Potential savings: $7 million
Dead cap hit: $1.734 million
Had you polled Lions fans as late as mid-October, dumping Vaitai this offseason would have been a wildly popular proposition. But “Big V” quietly played very well in the overhauled Lions offense. He and rookie RT Penei Sewell often dominated in the run game, and Vaitai turned in the fourth-highest PFF pass-blocking grade of any guard in the NFL (right or left) over the final five weeks of the season.
He’s not inexpensive thanks to the contract he signed prior to the 2020 season that pays him like a tackle and not a guard. Vaitai has never sustained strong play for longer than he did at the end of the 2021 campaign, either. This would seem to be a move the Lions would only make if they desperately needed to free up funds, but it’s not out of the question.
Michael Brockers, defensive end
(AP Photo/Lon Horwedel)
Potential savings: $3 million
Dead cap hit: $5.98 million
Brockers did not have the type of impact the Lions hoped for when they signed the longtime Rams standout to a three-year, $24 million contract last offseason. Now 31, Brockers managed just one sack, six QB pressures and 52 total tackles in 16 games in his first year in Detroit. He battled through several nagging injuries that left him unable to practice most of the year, issues that aren’t likely to get much better at his age and heavy experience level.

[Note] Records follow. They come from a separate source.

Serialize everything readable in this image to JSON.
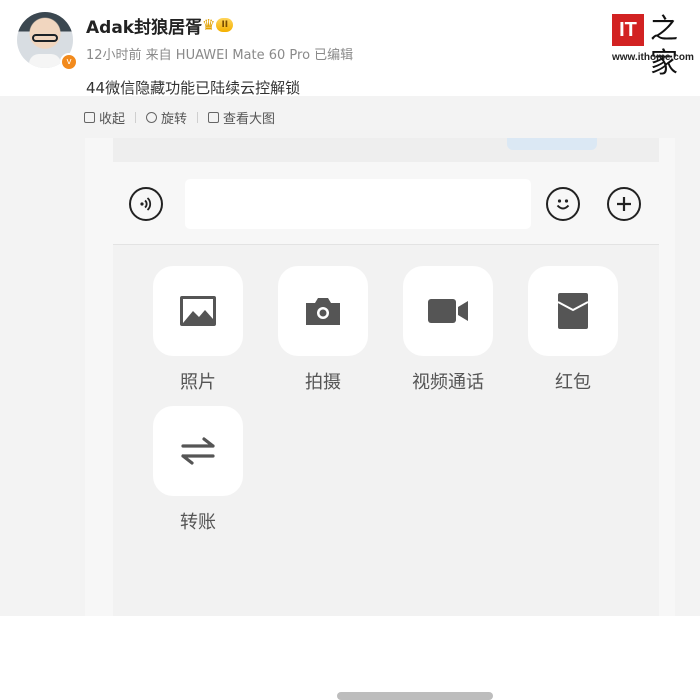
{
  "post": {
    "username": "Adak封狼居胥",
    "vip_level": "II",
    "meta": "12小时前 来自 HUAWEI Mate 60 Pro 已编辑",
    "text": "44微信隐藏功能已陆续云控解锁",
    "avatar_badge": "v"
  },
  "logo": {
    "mark": "IT",
    "hand": "之家",
    "url": "www.ithome.com"
  },
  "toolbar": {
    "items": [
      {
        "label": "收起",
        "icon": "collapse-icon"
      },
      {
        "label": "旋转",
        "icon": "rotate-icon"
      },
      {
        "label": "查看大图",
        "icon": "view-large-icon"
      }
    ]
  },
  "chat": {
    "actions": [
      {
        "label": "照片",
        "icon": "image-icon"
      },
      {
        "label": "拍摄",
        "icon": "camera-icon"
      },
      {
        "label": "视频通话",
        "icon": "video-call-icon"
      },
      {
        "label": "红包",
        "icon": "red-packet-icon"
      },
      {
        "label": "转账",
        "icon": "transfer-icon"
      }
    ]
  },
  "colors": {
    "accent_red": "#d22222",
    "badge_orange": "#f28a1c",
    "icon_dark": "#555555"
  }
}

The simple math above makes this move seem unlikely. The initial cap room gained by dumping the veteran Brockers would be nearly doubled by the dead cap hit the team would swallow. The savings by cutting Brockers goes up exponentially after the 2022 season, when releasing him would free up $10 million in cap room and cost just $1.98 in dead cap.